In the past few decades, the growing importance of Asia has been felt in nearly all parts of the world and seems like a mainstay of current news cycles. However, there’s another surprising place where Asian influence has shaped modern culture - hiphop.
From the Wu Tang Clan’s very name and numerous references to Asian culture in the early 90s, to Kendrick Lamar’s “Kung Fu Kenny” moniker, to the more problematic use of Asian culture in the Migos’ “Stir Fry” music video, it is evident that Asian culture has an important presence in hiphop. When did this interest in Asian culture begin, and what impact has it had on the culture?

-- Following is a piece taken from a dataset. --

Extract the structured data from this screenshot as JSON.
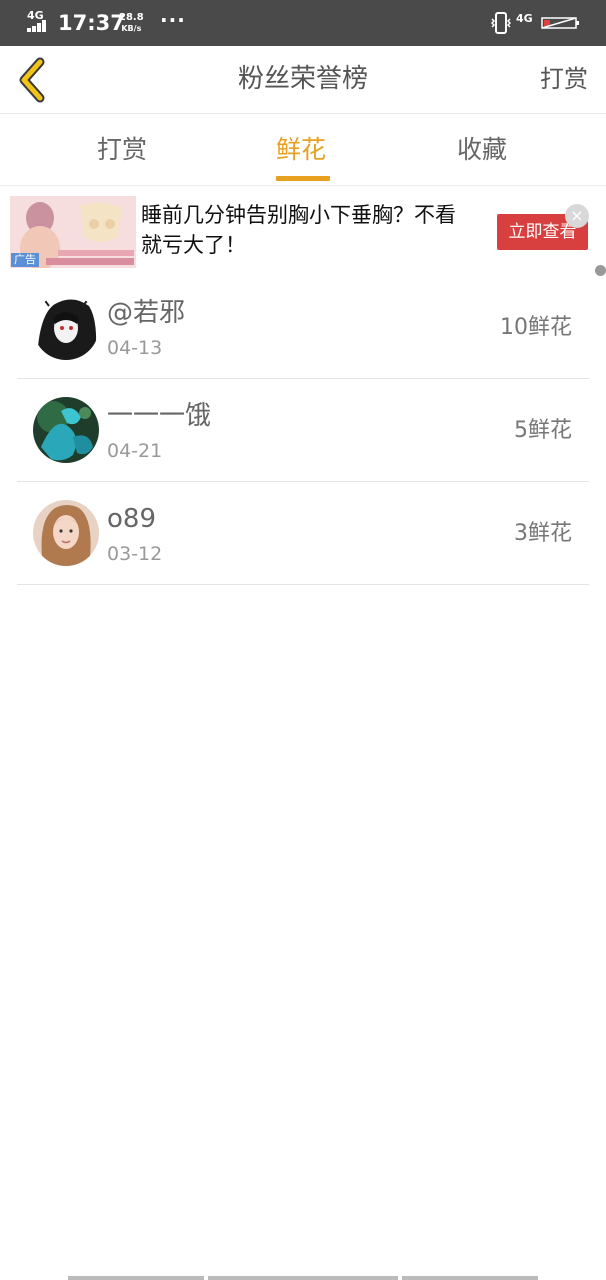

In addition to Western hiphop’s adoption of Asian thematic elements, the reverse exchange of hiphop into Eastern culture has also occurred with the growth of rap in Asia (a notable example being China’s rap talent show The Rap of China) and the founding of companies like 88rising that promote Asian hiphop culture. However, rather than embracing the growing global influence of hiphop, the Chinese government has taken an explicitly disapproving stance against hiphop, recently banning the depiction of hiphop culture on television. Why did this crossover occur, and why is China trying to stop it?
We want to take the month of April to investigate the interactions between hiphop and Asian cultures. During the 2018 Hiphop x Asia series we will highlight artists from Asia, celebrate the intersection of hiphop with Asian culture, and examine how cultures can draw from each other while promoting mutual respect. Join us for the journey!
To get started with this series, we’ve put together a playlist of songs that highlight the Asian impact on hiphop. Get excited for the rest of the series!
Jeff Chang is a Senior at Harvard College studying Computer Science and Statistics. His favorite artists are JPEGMAFIA and Kanye West.
Christian Floyd is a Senior at Harvard College studying Sociology and Human Evolutionary Biology. His favorite artist is Childish Gambino.